(Records from a data source)
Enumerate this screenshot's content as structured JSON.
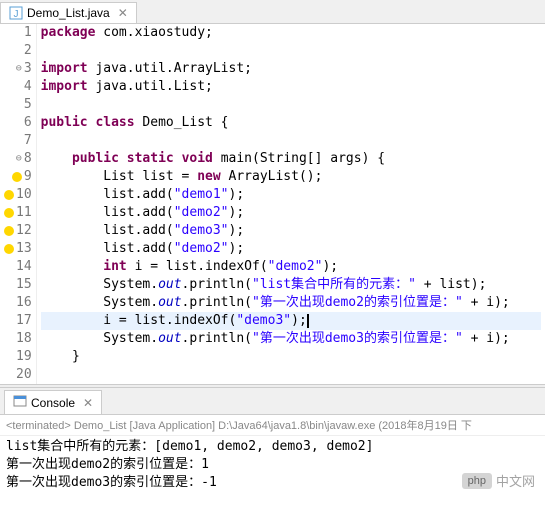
{
  "tab": {
    "title": "Demo_List.java"
  },
  "code": {
    "lines": [
      {
        "n": 1,
        "html": "<span class='kw'>package</span> com.xiaostudy;"
      },
      {
        "n": 2,
        "html": ""
      },
      {
        "n": 3,
        "marker": "fold",
        "html": "<span class='kw'>import</span> java.util.ArrayList;"
      },
      {
        "n": 4,
        "html": "<span class='kw'>import</span> java.util.List;"
      },
      {
        "n": 5,
        "html": ""
      },
      {
        "n": 6,
        "html": "<span class='kw'>public</span> <span class='kw'>class</span> Demo_List {"
      },
      {
        "n": 7,
        "html": ""
      },
      {
        "n": 8,
        "marker": "fold",
        "html": "    <span class='kw'>public</span> <span class='kw'>static</span> <span class='kw'>void</span> main(String[] args) {"
      },
      {
        "n": 9,
        "marker": "bulb",
        "html": "        List list = <span class='kw'>new</span> ArrayList();"
      },
      {
        "n": 10,
        "marker": "bulb",
        "html": "        list.add(<span class='str'>\"demo1\"</span>);"
      },
      {
        "n": 11,
        "marker": "bulb",
        "html": "        list.add(<span class='str'>\"demo2\"</span>);"
      },
      {
        "n": 12,
        "marker": "bulb",
        "html": "        list.add(<span class='str'>\"demo3\"</span>);"
      },
      {
        "n": 13,
        "marker": "bulb",
        "html": "        list.add(<span class='str'>\"demo2\"</span>);"
      },
      {
        "n": 14,
        "html": "        <span class='kw'>int</span> i = list.indexOf(<span class='str'>\"demo2\"</span>);"
      },
      {
        "n": 15,
        "html": "        System.<span class='field'>out</span>.println(<span class='str'>\"list集合中所有的元素：\"</span> + list);"
      },
      {
        "n": 16,
        "html": "        System.<span class='field'>out</span>.println(<span class='str'>\"第一次出现demo2的索引位置是：\"</span> + i);"
      },
      {
        "n": 17,
        "highlight": true,
        "html": "        i = list.indexOf(<span class='str'>\"demo3\"</span>);<span class='cursor'></span>"
      },
      {
        "n": 18,
        "html": "        System.<span class='field'>out</span>.println(<span class='str'>\"第一次出现demo3的索引位置是：\"</span> + i);"
      },
      {
        "n": 19,
        "html": "    }"
      },
      {
        "n": 20,
        "html": ""
      }
    ]
  },
  "console": {
    "tab_label": "Console",
    "header": "<terminated> Demo_List [Java Application] D:\\Java64\\java1.8\\bin\\javaw.exe (2018年8月19日 下",
    "output": [
      "list集合中所有的元素：[demo1, demo2, demo3, demo2]",
      "第一次出现demo2的索引位置是：1",
      "第一次出现demo3的索引位置是：-1"
    ]
  },
  "watermark": {
    "badge": "php",
    "text": "中文网"
  }
}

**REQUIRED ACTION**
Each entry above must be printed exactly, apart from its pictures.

**WRITTEN ANSWER**
Enumerate this screenshot's content as structured JSON.
{
  "tab": {
    "title": "Demo_List.java"
  },
  "code": {
    "lines": [
      {
        "n": 1,
        "html": "<span class='kw'>package</span> com.xiaostudy;"
      },
      {
        "n": 2,
        "html": ""
      },
      {
        "n": 3,
        "marker": "fold",
        "html": "<span class='kw'>import</span> java.util.ArrayList;"
      },
      {
        "n": 4,
        "html": "<span class='kw'>import</span> java.util.List;"
      },
      {
        "n": 5,
        "html": ""
      },
      {
        "n": 6,
        "html": "<span class='kw'>public</span> <span class='kw'>class</span> Demo_List {"
      },
      {
        "n": 7,
        "html": ""
      },
      {
        "n": 8,
        "marker": "fold",
        "html": "    <span class='kw'>public</span> <span class='kw'>static</span> <span class='kw'>void</span> main(String[] args) {"
      },
      {
        "n": 9,
        "marker": "bulb",
        "html": "        List list = <span class='kw'>new</span> ArrayList();"
      },
      {
        "n": 10,
        "marker": "bulb",
        "html": "        list.add(<span class='str'>\"demo1\"</span>);"
      },
      {
        "n": 11,
        "marker": "bulb",
        "html": "        list.add(<span class='str'>\"demo2\"</span>);"
      },
      {
        "n": 12,
        "marker": "bulb",
        "html": "        list.add(<span class='str'>\"demo3\"</span>);"
      },
      {
        "n": 13,
        "marker": "bulb",
        "html": "        list.add(<span class='str'>\"demo2\"</span>);"
      },
      {
        "n": 14,
        "html": "        <span class='kw'>int</span> i = list.indexOf(<span class='str'>\"demo2\"</span>);"
      },
      {
        "n": 15,
        "html": "        System.<span class='field'>out</span>.println(<span class='str'>\"list集合中所有的元素：\"</span> + list);"
      },
      {
        "n": 16,
        "html": "        System.<span class='field'>out</span>.println(<span class='str'>\"第一次出现demo2的索引位置是：\"</span> + i);"
      },
      {
        "n": 17,
        "highlight": true,
        "html": "        i = list.indexOf(<span class='str'>\"demo3\"</span>);<span class='cursor'></span>"
      },
      {
        "n": 18,
        "html": "        System.<span class='field'>out</span>.println(<span class='str'>\"第一次出现demo3的索引位置是：\"</span> + i);"
      },
      {
        "n": 19,
        "html": "    }"
      },
      {
        "n": 20,
        "html": ""
      }
    ]
  },
  "console": {
    "tab_label": "Console",
    "header": "<terminated> Demo_List [Java Application] D:\\Java64\\java1.8\\bin\\javaw.exe (2018年8月19日 下",
    "output": [
      "list集合中所有的元素：[demo1, demo2, demo3, demo2]",
      "第一次出现demo2的索引位置是：1",
      "第一次出现demo3的索引位置是：-1"
    ]
  },
  "watermark": {
    "badge": "php",
    "text": "中文网"
  }
}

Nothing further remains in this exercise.